391
gerated or minimized the true variability. I wasunable to convince any of the manufacturers to provide a machine that wasprecise.My first question to Dr. Larosis: “Did he ever look at the raw data, in regard to the relationship of the peak detection to the actual R wave?” “ Garbage in, garbage out” is still part of the ‘problem. Another question, did he ever actually measure (manually) the RR interval variability and compare it with what the computer says?In my opinion, STV is a “figment of imagination” of the computer because, when I have actually measured the beattobeat variability (when the heart rate is relatively constant), STV doesnot exist in the sensethat there is a sudden beattobeat change. The change always occurs (in my experience) over four or five beats. I have never seen an instantaneous change in variability, as would be implied by the term “STV.” A number of years ago, it wasclaimed that, depending upon how the data were processed,there were at leastnine different interpretations of variability in any given recording. Presumably that number hasbeen increased, and it seemsto me that this sort of paper is almost like the ancientsarguing how many angelscan dance on the head of a pin. We must correlate these computations with the clinical outcome. Midwives can tell us pretty well how most newborn infants are going to do, and I submit that that is all most of this type of data from beattobeat variability does. I have yet to seea paper that can take a specific beattobeat variability index, value, or whatever and say that this infant’s pH will be soandso.And until we can do that, it seemsto me that there is no need to describeanother formula for variability. DR. LAROS(Closing). Dr. Goodlin is correct that we did accept the RR detection of the fetal monitor, and we did not correlate it with RR wavesthat would be a worthwhile project. We did not take the FHR per se but simply the coincident threevolt square wave generated by the cardiotachometer with the detection. As far ascorrelating this with measureby hand, yes, we did, in the sensethat we compared real tracings with the computergenerated tracings. I think the timing inherent in the computer mechanismis far more accurate than laying a tape measureor a ruler on the FHR tracing and measuring the RR in milliseconds that way. I think the most important observation is Dr. Goodlin’s point about the clinical validity. However, before you can take a method and jump into clinical validity, you have to have a valid and sensitivemethod. I think eyeballing an FHR tracing and saying that good variability is shownmay be like looking at a test tube full of blood and saying, “That person is not too anemic,” or “That person is very anemic.” There have been steps forward, and the first step wasto devise a reproducible method of quantitating hemoglobin in grams per cent

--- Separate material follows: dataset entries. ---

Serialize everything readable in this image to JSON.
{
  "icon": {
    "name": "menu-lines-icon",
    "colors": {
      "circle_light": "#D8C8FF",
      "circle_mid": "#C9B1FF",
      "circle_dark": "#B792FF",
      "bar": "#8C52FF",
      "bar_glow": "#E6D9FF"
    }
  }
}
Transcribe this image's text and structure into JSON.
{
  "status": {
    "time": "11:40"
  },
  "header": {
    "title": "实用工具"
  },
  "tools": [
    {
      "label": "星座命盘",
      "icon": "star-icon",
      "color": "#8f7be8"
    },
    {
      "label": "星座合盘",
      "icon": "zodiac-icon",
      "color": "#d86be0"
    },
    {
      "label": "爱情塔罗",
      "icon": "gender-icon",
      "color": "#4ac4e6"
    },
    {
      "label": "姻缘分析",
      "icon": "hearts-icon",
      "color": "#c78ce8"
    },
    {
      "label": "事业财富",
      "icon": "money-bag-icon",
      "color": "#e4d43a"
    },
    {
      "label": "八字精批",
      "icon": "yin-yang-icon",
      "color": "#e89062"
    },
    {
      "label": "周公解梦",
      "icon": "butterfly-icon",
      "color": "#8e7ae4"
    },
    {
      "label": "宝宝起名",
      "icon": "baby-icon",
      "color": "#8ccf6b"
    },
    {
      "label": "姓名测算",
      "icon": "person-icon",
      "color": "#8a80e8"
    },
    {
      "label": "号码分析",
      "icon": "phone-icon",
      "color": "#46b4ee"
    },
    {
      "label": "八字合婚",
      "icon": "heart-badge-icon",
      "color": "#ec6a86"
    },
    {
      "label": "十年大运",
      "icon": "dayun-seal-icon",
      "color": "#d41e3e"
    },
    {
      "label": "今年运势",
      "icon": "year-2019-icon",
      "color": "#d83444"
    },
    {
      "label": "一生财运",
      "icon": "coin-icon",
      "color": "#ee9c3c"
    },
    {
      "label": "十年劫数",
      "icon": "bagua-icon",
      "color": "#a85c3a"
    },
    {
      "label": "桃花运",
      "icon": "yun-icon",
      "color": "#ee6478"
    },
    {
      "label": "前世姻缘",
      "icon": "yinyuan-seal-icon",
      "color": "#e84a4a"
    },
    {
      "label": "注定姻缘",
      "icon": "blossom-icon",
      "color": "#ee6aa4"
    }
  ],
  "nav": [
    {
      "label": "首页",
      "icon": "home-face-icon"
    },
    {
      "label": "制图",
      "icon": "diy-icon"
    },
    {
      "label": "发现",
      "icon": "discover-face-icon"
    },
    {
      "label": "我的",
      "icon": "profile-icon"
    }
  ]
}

392
Lam et al.
and then going on to evaluation of clinical conditions. And that is, in fact, the purpose of this study, to develop reproducible methods of quantitating FHR variability. Dr. Heldfond, I thank you for your kind comments. I think you were the only person who fully appreciated the mathematical complexities of all of this, and I am glad that the appendix wasn’ttoo ominous. These were all done by direct techniques,and it iscorrect that indirect techniques with a Doppler device artificially generate variability. However, we are at a point in time, for instance, when the various manufacturers are showing us devices with external electrocardiogram mea
June 15, 1977 Am. J. Obstet. Gynecol.

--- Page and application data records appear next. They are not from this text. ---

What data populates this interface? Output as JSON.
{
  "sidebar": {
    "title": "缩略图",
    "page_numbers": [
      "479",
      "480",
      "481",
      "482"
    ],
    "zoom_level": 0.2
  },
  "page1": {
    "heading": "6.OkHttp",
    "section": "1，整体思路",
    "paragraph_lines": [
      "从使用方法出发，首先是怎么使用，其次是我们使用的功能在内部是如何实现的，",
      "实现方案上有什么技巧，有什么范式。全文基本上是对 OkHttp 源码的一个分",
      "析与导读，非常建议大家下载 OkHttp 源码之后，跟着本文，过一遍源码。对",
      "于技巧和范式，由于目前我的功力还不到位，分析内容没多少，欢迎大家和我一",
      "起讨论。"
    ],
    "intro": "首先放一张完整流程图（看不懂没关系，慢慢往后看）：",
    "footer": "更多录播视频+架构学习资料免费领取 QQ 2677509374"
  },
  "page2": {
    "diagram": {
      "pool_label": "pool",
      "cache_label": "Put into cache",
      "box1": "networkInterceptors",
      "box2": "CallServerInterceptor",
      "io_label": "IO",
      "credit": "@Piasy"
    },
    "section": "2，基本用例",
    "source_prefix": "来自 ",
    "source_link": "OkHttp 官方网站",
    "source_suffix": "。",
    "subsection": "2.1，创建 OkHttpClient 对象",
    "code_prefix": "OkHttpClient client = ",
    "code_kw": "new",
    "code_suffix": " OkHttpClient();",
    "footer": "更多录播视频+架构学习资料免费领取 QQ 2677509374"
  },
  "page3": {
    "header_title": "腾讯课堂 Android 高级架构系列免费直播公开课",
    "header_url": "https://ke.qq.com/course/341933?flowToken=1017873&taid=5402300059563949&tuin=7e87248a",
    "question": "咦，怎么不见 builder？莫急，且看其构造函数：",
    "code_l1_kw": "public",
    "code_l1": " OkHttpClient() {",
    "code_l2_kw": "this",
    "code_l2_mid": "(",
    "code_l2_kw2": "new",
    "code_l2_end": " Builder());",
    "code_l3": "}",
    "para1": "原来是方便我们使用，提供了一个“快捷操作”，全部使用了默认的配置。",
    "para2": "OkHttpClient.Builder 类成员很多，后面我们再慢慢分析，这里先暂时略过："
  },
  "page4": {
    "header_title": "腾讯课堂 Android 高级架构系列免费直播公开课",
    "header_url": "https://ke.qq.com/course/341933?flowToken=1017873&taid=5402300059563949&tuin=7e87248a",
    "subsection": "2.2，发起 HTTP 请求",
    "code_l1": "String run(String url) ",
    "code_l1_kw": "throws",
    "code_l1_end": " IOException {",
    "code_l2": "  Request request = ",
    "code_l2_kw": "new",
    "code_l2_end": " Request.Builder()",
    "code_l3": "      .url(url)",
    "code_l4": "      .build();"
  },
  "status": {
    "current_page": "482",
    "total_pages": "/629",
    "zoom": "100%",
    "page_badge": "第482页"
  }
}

surementsand suggestingthat this is much truer beattobeat variability. Again, here is a situation where we have a quantitative method and are in a position to compare output generated by an external electrocardiogram and an internal electrocardiogram, and, in fact, look at somenumbersand seeif they are the same, rather than just lay two tracingsdown and wonder, “Do these look the same?” Last, the physiologists tell us that STV is probably quite important in variability measuredin milliseconds and, in fact, thousandths of milliseconds.So this is an area that still doesneed clinical validation, and I hope this will be forthcoming shortly.